“That’s not what park rangers signed up for,” Aaron Weiss, the deputy director of the Center for Western Priorities, told Earther. “That’s not why we trust park rangers. So it does send a dangerous and confusing message even for the rangers who aren’t being sent to the border.”

The National Park wouldn’t share any details with Earther on how many rangers have been deployed to the border, whether they have the option to refuse this work, or how the service is protecting natural resources in parks that rangers are being removed from.

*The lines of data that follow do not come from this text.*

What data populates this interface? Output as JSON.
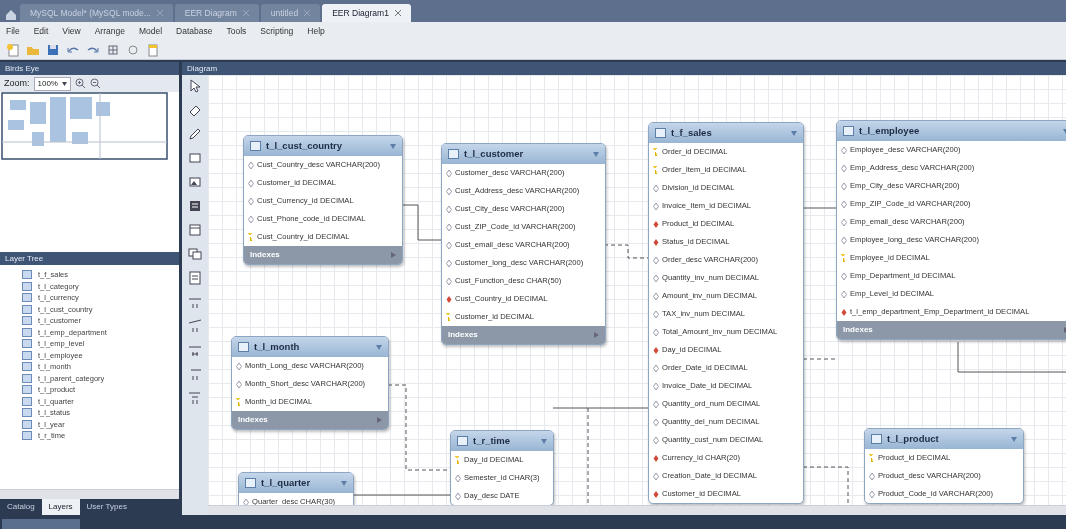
{
  "document_tabs": [
    {
      "label": "MySQL Model* (MySQL mode...",
      "selected": false
    },
    {
      "label": "EER Diagram",
      "selected": false
    },
    {
      "label": "untitled",
      "selected": false
    },
    {
      "label": "EER Diagram1",
      "selected": true
    }
  ],
  "menu": [
    "File",
    "Edit",
    "View",
    "Arrange",
    "Model",
    "Database",
    "Tools",
    "Scripting",
    "Help"
  ],
  "birds_eye": {
    "title": "Birds Eye",
    "zoom_label": "Zoom:",
    "zoom_value": "100%"
  },
  "layer_tree": {
    "title": "Layer Tree",
    "items": [
      "t_f_sales",
      "t_l_category",
      "t_l_currency",
      "t_l_cust_country",
      "t_l_customer",
      "t_l_emp_department",
      "t_l_emp_level",
      "t_l_employee",
      "t_l_month",
      "t_l_parent_category",
      "t_l_product",
      "t_l_quarter",
      "t_l_status",
      "t_l_year",
      "t_r_time"
    ]
  },
  "side_tabs": [
    {
      "label": "Catalog",
      "selected": false
    },
    {
      "label": "Layers",
      "selected": true
    },
    {
      "label": "User Types",
      "selected": false
    }
  ],
  "diagram": {
    "title": "Diagram",
    "tables": [
      {
        "name": "t_l_cust_country",
        "footer": "Indexes",
        "columns": [
          {
            "text": "Cust_Country_desc VARCHAR(200)",
            "kind": "plain"
          },
          {
            "text": "Customer_id DECIMAL",
            "kind": "plain"
          },
          {
            "text": "Cust_Currency_id DECIMAL",
            "kind": "plain"
          },
          {
            "text": "Cust_Phone_code_id DECIMAL",
            "kind": "plain"
          },
          {
            "text": "Cust_Country_id DECIMAL",
            "kind": "pk"
          }
        ]
      },
      {
        "name": "t_l_customer",
        "footer": "Indexes",
        "columns": [
          {
            "text": "Customer_desc VARCHAR(200)",
            "kind": "plain"
          },
          {
            "text": "Cust_Address_desc VARCHAR(200)",
            "kind": "plain"
          },
          {
            "text": "Cust_City_desc VARCHAR(200)",
            "kind": "plain"
          },
          {
            "text": "Cust_ZIP_Code_id VARCHAR(200)",
            "kind": "plain"
          },
          {
            "text": "Cust_email_desc VARCHAR(200)",
            "kind": "plain"
          },
          {
            "text": "Customer_long_desc VARCHAR(200)",
            "kind": "plain"
          },
          {
            "text": "Cust_Function_desc CHAR(50)",
            "kind": "plain"
          },
          {
            "text": "Cust_Country_id DECIMAL",
            "kind": "fk"
          },
          {
            "text": "Customer_id DECIMAL",
            "kind": "pk"
          }
        ]
      },
      {
        "name": "t_f_sales",
        "columns": [
          {
            "text": "Order_id DECIMAL",
            "kind": "pk"
          },
          {
            "text": "Order_Item_id DECIMAL",
            "kind": "pk"
          },
          {
            "text": "Division_id DECIMAL",
            "kind": "plain"
          },
          {
            "text": "Invoice_Item_id DECIMAL",
            "kind": "plain"
          },
          {
            "text": "Product_id DECIMAL",
            "kind": "fk"
          },
          {
            "text": "Status_id DECIMAL",
            "kind": "fk"
          },
          {
            "text": "Order_desc VARCHAR(200)",
            "kind": "plain"
          },
          {
            "text": "Quantity_inv_num DECIMAL",
            "kind": "plain"
          },
          {
            "text": "Amount_inv_num DECIMAL",
            "kind": "plain"
          },
          {
            "text": "TAX_inv_num DECIMAL",
            "kind": "plain"
          },
          {
            "text": "Total_Amount_inv_num DECIMAL",
            "kind": "plain"
          },
          {
            "text": "Day_id DECIMAL",
            "kind": "fk"
          },
          {
            "text": "Order_Date_id DECIMAL",
            "kind": "plain"
          },
          {
            "text": "Invoice_Date_id DECIMAL",
            "kind": "plain"
          },
          {
            "text": "Quantity_ord_num DECIMAL",
            "kind": "plain"
          },
          {
            "text": "Quantity_del_num DECIMAL",
            "kind": "plain"
          },
          {
            "text": "Quantity_cust_num DECIMAL",
            "kind": "plain"
          },
          {
            "text": "Currency_id CHAR(20)",
            "kind": "fk"
          },
          {
            "text": "Creation_Date_id DECIMAL",
            "kind": "plain"
          },
          {
            "text": "Customer_id DECIMAL",
            "kind": "fk"
          }
        ]
      },
      {
        "name": "t_l_employee",
        "footer": "Indexes",
        "columns": [
          {
            "text": "Employee_desc VARCHAR(200)",
            "kind": "plain"
          },
          {
            "text": "Emp_Address_desc VARCHAR(200)",
            "kind": "plain"
          },
          {
            "text": "Emp_City_desc VARCHAR(200)",
            "kind": "plain"
          },
          {
            "text": "Emp_ZIP_Code_id VARCHAR(200)",
            "kind": "plain"
          },
          {
            "text": "Emp_email_desc VARCHAR(200)",
            "kind": "plain"
          },
          {
            "text": "Employee_long_desc VARCHAR(200)",
            "kind": "plain"
          },
          {
            "text": "Employee_id DECIMAL",
            "kind": "pk"
          },
          {
            "text": "Emp_Department_id DECIMAL",
            "kind": "plain"
          },
          {
            "text": "Emp_Level_id DECIMAL",
            "kind": "plain"
          },
          {
            "text": "t_l_emp_department_Emp_Department_id DECIMAL",
            "kind": "fk"
          }
        ]
      },
      {
        "name": "t_l_month",
        "footer": "Indexes",
        "columns": [
          {
            "text": "Month_Long_desc VARCHAR(200)",
            "kind": "plain"
          },
          {
            "text": "Month_Short_desc VARCHAR(200)",
            "kind": "plain"
          },
          {
            "text": "Month_id DECIMAL",
            "kind": "pk"
          }
        ]
      },
      {
        "name": "t_r_time",
        "columns": [
          {
            "text": "Day_id DECIMAL",
            "kind": "pk"
          },
          {
            "text": "Semester_id CHAR(3)",
            "kind": "plain"
          },
          {
            "text": "Day_desc DATE",
            "kind": "plain"
          }
        ]
      },
      {
        "name": "t_l_quarter",
        "columns": [
          {
            "text": "Quarter_desc CHAR(30)",
            "kind": "plain"
          }
        ]
      },
      {
        "name": "t_l_product",
        "columns": [
          {
            "text": "Product_id DECIMAL",
            "kind": "pk"
          },
          {
            "text": "Product_desc VARCHAR(200)",
            "kind": "plain"
          },
          {
            "text": "Product_Code_id VARCHAR(200)",
            "kind": "plain"
          }
        ]
      }
    ]
  }
}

Instead, the National Park Service sent the same copy-and-paste statement it’s sent other outlets.

“The National Park Service continues to support our federal partners by deploying law enforcement personnel to Department of the Interior managed lands along the southern border,” an unnamed spokesperson wrote in an email. “Due to operational security, we will not be disclosing any additional information about our officers assisting in the operations.”


All this comes at a time that national parks are seeing an increase in the number of visitors, something that’s heartening but also raises the need for more rangers everywhere. Law enforcement rangers help protect natural and cultural resources such as mountain lions from poachers, Joshua trees from off-roaders, or artifacts from grave robbers. They also help protect the law-abiding visitors who may get lost on a trail or suffer an injury. Reassigning rangers, including from the busiest park in the country, puts parks and people at risk.


But it also puts a particular burden on visitors who may be immigrants. Or children of immigrants. Hell, even fourth-generation Latinx who are as American as they come may feel a bit differently when they visit parks now as they contend with the weight of U.S. immigration policy.

This type of policy won’t help the lack of Hispanic visitors to the national park system who were more likely to report than other racial groups that they see park service units as “unsafe,” according to a 2011 National Park Service report. Indeed, Hispanic visitors were less likely than white or black people to “talk informally with a park ranger.” Asking park rangers to act like border patrol officers won’t improve this situation.


“It’s going to be a step back, and it’s going to reinforce some comments and some distrust that the Latino community, in specific, has with the National Park Service and with park service rangers,” Jessica Loya, national policy director for GreenLatinos, told Earther.

Plus, park rangers aren’t necessarily trained on human rights. Having them work as some kind of extension of Border Patrol creates unsafe conditions not only for them but also for any migrants that rangers might come across while they’re on patrol.